What the task asks:
Copy out every line of the listing in which "create" appears.

Records shown:
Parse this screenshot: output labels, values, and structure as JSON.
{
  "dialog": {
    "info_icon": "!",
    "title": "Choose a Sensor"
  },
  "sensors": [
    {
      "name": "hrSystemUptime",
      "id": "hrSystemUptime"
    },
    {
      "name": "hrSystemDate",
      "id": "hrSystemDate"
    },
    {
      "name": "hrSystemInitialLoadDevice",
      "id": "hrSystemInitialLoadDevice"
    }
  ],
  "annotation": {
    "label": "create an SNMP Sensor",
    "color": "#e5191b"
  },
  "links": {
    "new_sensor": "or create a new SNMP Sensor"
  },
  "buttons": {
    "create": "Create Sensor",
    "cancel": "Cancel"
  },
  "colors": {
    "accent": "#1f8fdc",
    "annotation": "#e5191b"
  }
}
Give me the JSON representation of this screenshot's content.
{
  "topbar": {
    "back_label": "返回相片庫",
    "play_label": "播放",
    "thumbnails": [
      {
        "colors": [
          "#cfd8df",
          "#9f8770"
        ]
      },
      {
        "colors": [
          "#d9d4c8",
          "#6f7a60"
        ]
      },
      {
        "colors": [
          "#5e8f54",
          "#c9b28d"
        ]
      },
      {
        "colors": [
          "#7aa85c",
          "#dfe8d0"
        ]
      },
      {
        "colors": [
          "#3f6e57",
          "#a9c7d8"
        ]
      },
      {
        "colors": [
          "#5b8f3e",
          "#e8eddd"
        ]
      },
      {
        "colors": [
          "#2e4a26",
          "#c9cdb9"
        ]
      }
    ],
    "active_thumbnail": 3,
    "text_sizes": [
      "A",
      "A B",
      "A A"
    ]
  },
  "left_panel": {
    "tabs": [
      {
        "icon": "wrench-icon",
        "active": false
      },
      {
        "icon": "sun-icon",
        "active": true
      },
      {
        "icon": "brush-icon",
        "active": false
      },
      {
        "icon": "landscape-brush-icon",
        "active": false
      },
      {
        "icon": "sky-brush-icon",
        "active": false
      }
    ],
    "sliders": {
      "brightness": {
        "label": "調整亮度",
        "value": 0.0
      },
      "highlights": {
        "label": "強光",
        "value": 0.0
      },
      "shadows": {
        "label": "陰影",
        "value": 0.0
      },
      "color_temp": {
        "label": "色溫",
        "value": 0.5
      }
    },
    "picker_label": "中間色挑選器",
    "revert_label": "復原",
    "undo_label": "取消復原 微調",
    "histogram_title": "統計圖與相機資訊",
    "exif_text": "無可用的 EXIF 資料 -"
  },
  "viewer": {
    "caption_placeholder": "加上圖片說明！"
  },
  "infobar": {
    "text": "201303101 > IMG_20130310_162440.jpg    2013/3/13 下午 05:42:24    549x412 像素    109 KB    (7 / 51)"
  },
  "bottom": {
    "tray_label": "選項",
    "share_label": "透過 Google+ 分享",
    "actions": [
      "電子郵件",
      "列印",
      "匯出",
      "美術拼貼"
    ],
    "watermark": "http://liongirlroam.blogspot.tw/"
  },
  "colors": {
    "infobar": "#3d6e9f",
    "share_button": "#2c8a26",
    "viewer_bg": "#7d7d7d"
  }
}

Answer box:
    "label": "create an SNMP Sensor",
    "new_sensor": "or create a new SNMP Sensor"
    "create": "Create Sensor",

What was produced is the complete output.